▶ _About this exercise_: Search the records below for the word "Downloads". Pull out each line that has it.

(Stored entries)
________________

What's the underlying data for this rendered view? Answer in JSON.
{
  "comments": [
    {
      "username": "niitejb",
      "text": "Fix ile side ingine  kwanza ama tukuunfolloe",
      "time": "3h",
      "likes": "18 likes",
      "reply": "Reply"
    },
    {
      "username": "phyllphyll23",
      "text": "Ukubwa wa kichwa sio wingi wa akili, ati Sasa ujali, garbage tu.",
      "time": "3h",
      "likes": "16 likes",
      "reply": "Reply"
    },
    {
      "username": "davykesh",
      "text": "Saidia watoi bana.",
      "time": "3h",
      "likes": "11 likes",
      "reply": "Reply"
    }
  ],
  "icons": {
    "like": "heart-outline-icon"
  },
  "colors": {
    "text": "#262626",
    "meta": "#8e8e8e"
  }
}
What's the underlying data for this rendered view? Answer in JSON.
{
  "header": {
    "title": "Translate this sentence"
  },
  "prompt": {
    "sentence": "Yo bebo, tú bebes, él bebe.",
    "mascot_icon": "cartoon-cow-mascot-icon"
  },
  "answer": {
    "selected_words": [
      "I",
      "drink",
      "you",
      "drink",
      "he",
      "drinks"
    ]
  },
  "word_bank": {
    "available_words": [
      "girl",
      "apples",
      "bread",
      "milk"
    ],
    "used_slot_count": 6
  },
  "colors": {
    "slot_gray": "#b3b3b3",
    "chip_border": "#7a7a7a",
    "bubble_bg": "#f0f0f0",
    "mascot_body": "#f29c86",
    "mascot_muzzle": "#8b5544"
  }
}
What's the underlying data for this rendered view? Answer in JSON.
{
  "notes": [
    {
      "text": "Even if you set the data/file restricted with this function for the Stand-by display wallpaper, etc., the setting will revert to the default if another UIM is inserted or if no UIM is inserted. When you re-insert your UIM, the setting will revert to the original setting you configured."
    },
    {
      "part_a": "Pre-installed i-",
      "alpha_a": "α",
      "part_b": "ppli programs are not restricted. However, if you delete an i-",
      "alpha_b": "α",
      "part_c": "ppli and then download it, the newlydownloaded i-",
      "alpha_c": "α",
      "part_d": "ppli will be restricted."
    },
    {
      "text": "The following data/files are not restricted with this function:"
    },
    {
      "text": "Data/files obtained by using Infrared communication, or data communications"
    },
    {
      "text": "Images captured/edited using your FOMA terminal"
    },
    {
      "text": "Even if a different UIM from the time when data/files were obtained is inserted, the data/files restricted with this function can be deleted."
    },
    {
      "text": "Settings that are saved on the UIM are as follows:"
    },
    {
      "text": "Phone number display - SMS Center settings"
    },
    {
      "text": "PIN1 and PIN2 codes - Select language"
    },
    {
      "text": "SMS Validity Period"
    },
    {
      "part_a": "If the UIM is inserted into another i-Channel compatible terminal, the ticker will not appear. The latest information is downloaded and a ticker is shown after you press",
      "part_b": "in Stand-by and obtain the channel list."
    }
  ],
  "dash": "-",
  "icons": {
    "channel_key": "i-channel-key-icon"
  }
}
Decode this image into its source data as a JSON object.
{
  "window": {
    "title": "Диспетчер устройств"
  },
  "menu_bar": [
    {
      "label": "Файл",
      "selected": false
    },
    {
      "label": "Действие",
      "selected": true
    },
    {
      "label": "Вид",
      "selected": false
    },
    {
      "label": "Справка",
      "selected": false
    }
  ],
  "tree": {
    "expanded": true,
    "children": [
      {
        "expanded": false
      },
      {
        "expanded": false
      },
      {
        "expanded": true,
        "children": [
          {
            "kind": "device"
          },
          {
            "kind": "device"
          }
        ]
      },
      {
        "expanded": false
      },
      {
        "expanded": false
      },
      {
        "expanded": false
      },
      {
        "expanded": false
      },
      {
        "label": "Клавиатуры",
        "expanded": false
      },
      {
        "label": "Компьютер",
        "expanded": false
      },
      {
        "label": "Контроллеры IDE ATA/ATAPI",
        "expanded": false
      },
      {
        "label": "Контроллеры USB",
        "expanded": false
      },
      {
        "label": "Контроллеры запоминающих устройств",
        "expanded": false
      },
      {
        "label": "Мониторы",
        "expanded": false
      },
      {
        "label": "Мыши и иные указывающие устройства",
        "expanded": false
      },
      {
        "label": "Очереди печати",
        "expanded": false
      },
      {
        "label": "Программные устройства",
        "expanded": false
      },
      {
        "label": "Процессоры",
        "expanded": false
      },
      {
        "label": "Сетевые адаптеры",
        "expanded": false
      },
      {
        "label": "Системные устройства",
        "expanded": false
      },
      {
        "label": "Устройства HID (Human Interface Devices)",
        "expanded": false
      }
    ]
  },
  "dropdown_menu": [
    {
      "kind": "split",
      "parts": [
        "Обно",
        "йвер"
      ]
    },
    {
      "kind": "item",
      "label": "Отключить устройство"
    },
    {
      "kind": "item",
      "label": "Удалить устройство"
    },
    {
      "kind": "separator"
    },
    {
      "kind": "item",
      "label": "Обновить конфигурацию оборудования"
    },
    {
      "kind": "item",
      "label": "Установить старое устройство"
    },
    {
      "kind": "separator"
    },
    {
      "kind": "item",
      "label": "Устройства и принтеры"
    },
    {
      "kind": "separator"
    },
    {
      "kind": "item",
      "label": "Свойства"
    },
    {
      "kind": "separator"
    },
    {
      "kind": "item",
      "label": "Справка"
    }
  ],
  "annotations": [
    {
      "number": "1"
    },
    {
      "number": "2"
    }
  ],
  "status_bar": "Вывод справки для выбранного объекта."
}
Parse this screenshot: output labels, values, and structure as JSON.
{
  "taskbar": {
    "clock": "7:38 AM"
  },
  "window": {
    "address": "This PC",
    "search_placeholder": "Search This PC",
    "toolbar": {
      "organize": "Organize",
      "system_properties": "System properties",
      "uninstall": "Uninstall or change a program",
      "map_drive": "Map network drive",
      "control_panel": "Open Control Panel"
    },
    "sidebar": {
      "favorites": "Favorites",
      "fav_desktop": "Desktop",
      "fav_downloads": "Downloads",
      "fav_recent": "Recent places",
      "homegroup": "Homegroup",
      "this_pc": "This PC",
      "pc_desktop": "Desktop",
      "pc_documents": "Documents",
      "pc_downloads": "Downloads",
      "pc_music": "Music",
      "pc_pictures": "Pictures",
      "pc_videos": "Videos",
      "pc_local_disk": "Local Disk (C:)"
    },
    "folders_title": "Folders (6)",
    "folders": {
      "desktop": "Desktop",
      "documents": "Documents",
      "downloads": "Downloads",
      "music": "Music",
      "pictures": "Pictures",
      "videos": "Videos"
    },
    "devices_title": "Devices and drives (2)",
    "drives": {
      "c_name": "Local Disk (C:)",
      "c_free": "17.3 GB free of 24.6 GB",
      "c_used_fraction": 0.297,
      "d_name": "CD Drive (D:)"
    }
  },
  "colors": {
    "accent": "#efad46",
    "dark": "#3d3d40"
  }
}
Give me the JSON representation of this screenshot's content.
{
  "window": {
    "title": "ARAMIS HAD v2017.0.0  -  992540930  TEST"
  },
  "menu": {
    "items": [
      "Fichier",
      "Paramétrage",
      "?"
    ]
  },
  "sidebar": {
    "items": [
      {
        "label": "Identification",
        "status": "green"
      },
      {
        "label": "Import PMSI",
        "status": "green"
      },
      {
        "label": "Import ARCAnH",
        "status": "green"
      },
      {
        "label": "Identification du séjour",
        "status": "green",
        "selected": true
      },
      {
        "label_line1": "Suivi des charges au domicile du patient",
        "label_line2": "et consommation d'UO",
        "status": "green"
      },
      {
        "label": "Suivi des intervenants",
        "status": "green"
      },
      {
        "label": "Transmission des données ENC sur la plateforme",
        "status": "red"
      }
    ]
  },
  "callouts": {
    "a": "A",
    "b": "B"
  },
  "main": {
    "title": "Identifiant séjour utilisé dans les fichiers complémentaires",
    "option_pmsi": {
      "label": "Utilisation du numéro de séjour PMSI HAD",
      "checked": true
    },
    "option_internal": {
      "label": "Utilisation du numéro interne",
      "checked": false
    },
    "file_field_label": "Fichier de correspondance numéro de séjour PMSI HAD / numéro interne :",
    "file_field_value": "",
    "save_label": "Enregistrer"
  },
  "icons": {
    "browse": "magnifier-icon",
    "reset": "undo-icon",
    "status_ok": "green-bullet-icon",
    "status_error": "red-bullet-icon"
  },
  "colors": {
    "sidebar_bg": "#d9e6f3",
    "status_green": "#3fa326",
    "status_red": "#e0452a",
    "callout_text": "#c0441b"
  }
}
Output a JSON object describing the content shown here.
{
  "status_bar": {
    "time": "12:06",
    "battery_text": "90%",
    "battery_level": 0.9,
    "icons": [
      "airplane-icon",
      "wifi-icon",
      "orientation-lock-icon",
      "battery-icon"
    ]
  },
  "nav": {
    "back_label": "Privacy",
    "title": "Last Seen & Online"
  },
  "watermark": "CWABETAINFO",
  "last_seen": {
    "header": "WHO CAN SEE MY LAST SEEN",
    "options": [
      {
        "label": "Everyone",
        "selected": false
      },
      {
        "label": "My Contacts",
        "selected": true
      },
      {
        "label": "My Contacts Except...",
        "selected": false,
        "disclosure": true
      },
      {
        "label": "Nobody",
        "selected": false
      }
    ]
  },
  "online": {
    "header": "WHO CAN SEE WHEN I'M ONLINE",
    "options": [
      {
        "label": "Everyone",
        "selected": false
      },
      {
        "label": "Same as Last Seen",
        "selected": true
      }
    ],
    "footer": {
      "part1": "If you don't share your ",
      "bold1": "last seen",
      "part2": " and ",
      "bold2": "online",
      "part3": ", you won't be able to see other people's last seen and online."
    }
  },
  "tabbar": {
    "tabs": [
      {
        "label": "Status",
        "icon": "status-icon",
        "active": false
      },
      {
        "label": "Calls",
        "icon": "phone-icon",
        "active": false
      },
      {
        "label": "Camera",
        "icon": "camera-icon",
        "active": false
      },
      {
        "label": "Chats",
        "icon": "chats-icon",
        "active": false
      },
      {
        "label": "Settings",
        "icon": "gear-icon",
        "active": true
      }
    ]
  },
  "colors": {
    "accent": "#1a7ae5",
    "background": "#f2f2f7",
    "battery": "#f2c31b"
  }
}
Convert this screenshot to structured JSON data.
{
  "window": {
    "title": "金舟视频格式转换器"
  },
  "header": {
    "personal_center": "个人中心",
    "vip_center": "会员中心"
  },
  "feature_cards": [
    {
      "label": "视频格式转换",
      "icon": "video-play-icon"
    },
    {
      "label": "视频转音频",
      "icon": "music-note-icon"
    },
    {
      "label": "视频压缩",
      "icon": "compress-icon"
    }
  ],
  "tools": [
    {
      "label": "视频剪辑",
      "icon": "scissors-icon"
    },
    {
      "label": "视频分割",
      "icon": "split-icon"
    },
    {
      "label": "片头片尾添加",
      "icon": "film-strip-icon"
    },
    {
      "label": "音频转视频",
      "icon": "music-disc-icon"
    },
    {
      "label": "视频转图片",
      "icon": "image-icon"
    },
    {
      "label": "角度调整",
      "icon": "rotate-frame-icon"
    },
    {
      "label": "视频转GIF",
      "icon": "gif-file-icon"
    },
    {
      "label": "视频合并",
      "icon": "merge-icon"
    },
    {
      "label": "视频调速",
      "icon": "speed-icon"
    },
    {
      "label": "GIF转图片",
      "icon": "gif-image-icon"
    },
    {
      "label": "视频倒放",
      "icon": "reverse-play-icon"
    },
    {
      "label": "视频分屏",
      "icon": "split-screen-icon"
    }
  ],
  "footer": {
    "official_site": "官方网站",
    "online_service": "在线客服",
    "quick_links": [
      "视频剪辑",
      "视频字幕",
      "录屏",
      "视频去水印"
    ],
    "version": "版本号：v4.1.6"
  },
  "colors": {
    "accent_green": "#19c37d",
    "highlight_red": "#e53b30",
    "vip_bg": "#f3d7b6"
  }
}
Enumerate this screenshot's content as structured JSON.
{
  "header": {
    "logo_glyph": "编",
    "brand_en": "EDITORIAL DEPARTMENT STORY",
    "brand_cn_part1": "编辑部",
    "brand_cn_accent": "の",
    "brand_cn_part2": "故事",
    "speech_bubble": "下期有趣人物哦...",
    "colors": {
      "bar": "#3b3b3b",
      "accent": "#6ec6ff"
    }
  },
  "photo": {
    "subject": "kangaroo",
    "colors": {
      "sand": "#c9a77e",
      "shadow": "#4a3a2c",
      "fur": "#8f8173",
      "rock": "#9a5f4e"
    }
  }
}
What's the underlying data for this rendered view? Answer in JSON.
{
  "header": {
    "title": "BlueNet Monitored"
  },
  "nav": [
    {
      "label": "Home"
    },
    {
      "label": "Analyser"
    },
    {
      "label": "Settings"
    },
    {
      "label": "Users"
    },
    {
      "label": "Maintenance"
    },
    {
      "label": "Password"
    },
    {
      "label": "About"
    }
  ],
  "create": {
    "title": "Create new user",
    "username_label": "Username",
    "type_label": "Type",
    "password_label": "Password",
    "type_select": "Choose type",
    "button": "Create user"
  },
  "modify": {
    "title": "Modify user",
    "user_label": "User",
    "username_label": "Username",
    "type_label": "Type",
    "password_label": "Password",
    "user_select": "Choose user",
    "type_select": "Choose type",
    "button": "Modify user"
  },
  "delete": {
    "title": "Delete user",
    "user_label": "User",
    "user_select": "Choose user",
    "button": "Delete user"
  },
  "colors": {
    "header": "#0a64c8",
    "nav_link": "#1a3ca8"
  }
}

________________

▶ _Exercise solution_:
      "fav_downloads": "Downloads",
      "pc_downloads": "Downloads",
      "downloads": "Downloads",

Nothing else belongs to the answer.